“Video over the Internet is more friend than foe,” Comcast CEO Brian Roberts told analysts and investors during the company's latest quarterly conference call in November.

It's a mantra he has been repeating ever since announcing the partnership with Time Warner Inc. to build out the Web service in June. Operators have long worried that the delivery of video over the Internet could usurp their dominance in the business. TV Everywhere was conceived as a way of preserving the video subscription model while serving the expanding needs and desires of consumers.

Analysts believe Comcast's decision to acquire a majority interest in NBCU will have a significant impact on its TV Everywhere initiative and could change the entire industry landscape.

“Time Warner has been the initiator of TV Everywhere, but Comcast is definitely the leader in making it a reality,” Parks' Dasari said. “Comcast is positioned well from an infrastructure point of view. The NBC deal will make them a major content provider and this has some interesting ramifications. Five or 10 years from now, Comcast could say, 'It doesn't matter where you live or what other subscription services you have, you can have access to our content.' And that could eliminate the territory exclusivity that cable operators have enjoyed since the industry got off the ground and could redraw the entire industry.”

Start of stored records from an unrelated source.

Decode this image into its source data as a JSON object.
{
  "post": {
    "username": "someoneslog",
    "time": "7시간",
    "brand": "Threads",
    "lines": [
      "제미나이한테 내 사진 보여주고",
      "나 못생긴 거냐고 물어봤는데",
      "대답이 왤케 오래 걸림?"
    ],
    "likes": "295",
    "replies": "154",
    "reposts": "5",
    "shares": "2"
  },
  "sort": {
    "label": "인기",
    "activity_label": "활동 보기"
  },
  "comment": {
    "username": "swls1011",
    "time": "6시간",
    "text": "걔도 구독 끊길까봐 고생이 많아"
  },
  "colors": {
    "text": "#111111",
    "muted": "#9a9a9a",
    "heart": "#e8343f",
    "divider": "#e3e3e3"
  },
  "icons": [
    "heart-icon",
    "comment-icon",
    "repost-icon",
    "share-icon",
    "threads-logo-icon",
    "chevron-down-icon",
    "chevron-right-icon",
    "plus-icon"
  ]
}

Other industry observers agree that Comcast could fundamentally shake up the cable business.

“Time Warner Cable, Cox, Cablevision, Charter: Watch your backs and your precious subscriber bases,” ExtendMedia CEO Tom MacIsaac wrote in a blog on Dec. 11. “It's a risky, potentially cannibalistic move for Comcast, but the alternative is that someone else (Apple, AT&T, Microsoft or Google) gets there first. Even so, it seems a sure bet that Comcast would be ready to be ready to respond very quickly and in a powerful way.” ExtendMedia provides software and media services that enable content providers and distributors to create, deliver, manage and monetize online content offerings over many devices.

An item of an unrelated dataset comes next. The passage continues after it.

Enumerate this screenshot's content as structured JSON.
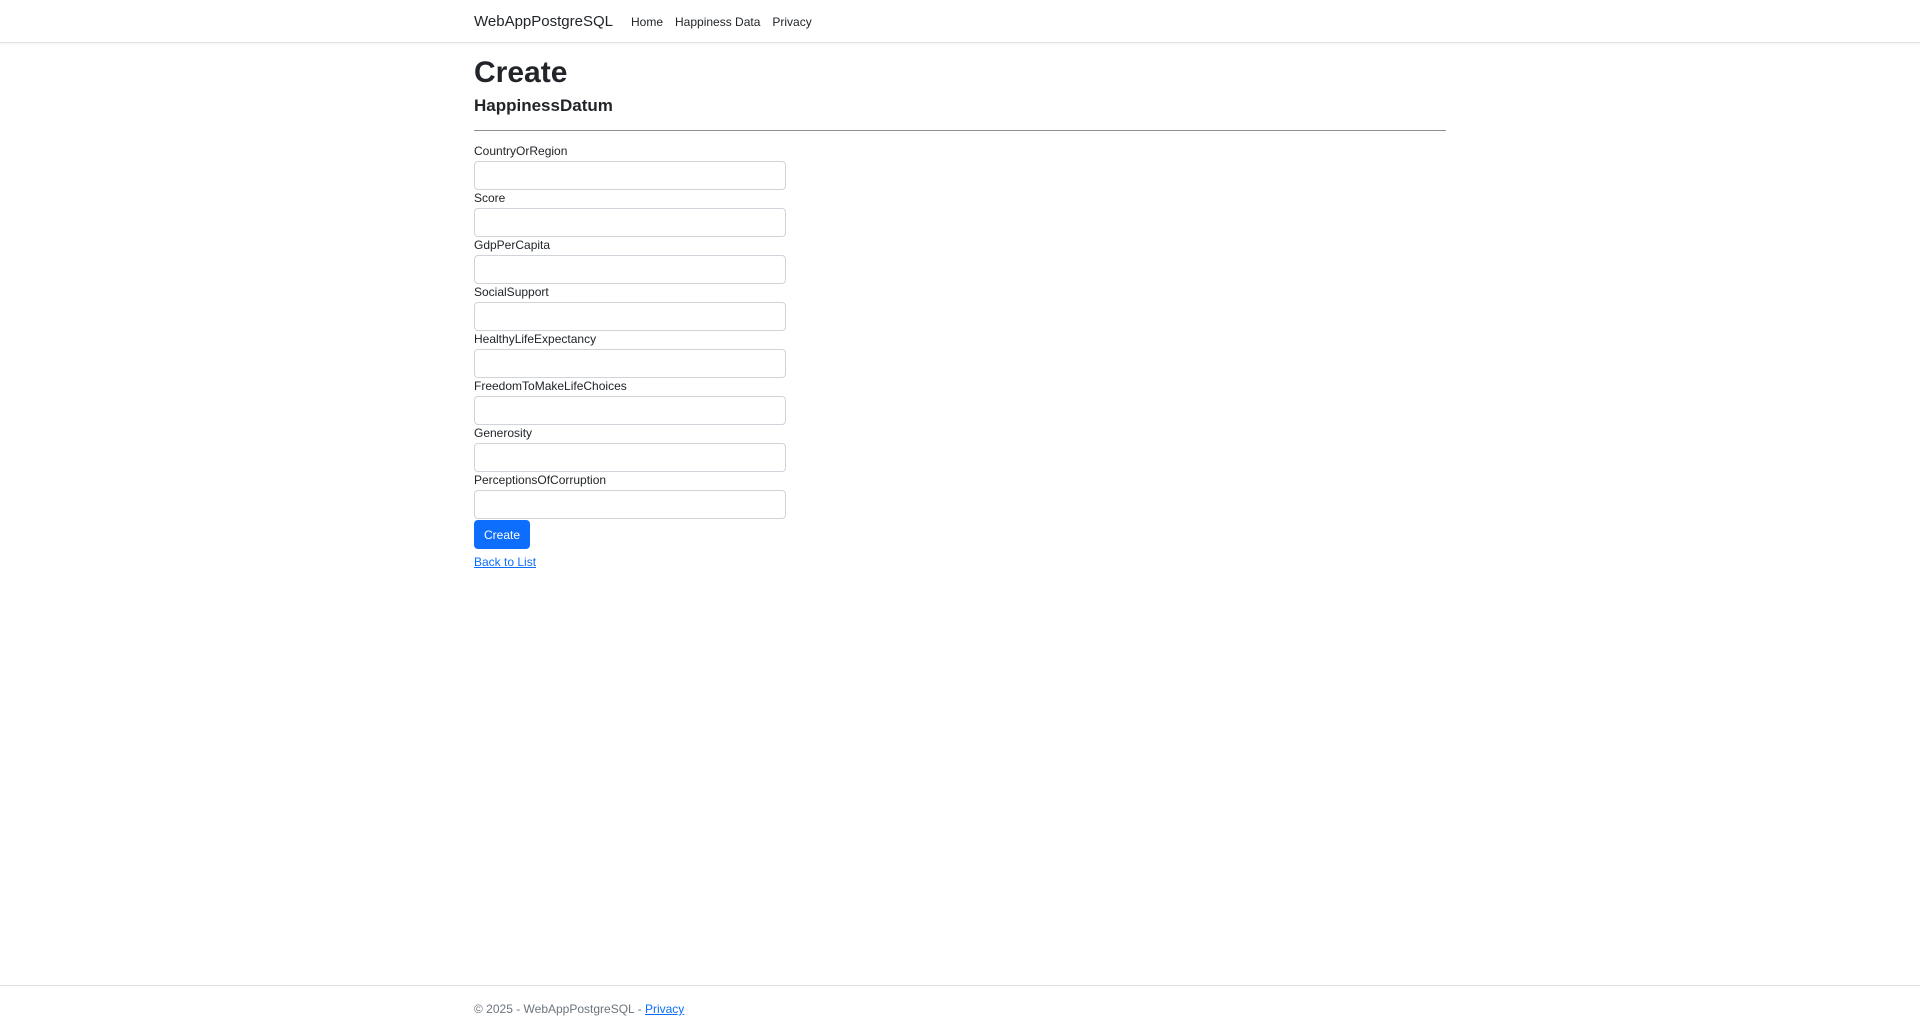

But answering a question about this issue during last month's quarterly conference call, chief operating officer Steve Burke said Comcast has no plans take its TV Everywhere product out of region. “It really works when it's our existing video customer or someone else that we know that is a customer in our footprint,” he said.

On the other hand, Roberts, in describing plans to launch the on-demand online service nationally in December, appeared to leave the door open for future experimentation: “[I]f this model works as successfully as we hope it will, there will be different flavors and varieties offered,” he said on the earnings call with analysts.

It's clear that the TV and PC platforms are moving closer together and the industry has to have a model in place, said Andy Heller, vice chairman of Turner Broadcasting System. “I think we can reward consumers and they'll be happy to pay for the experience,” he said.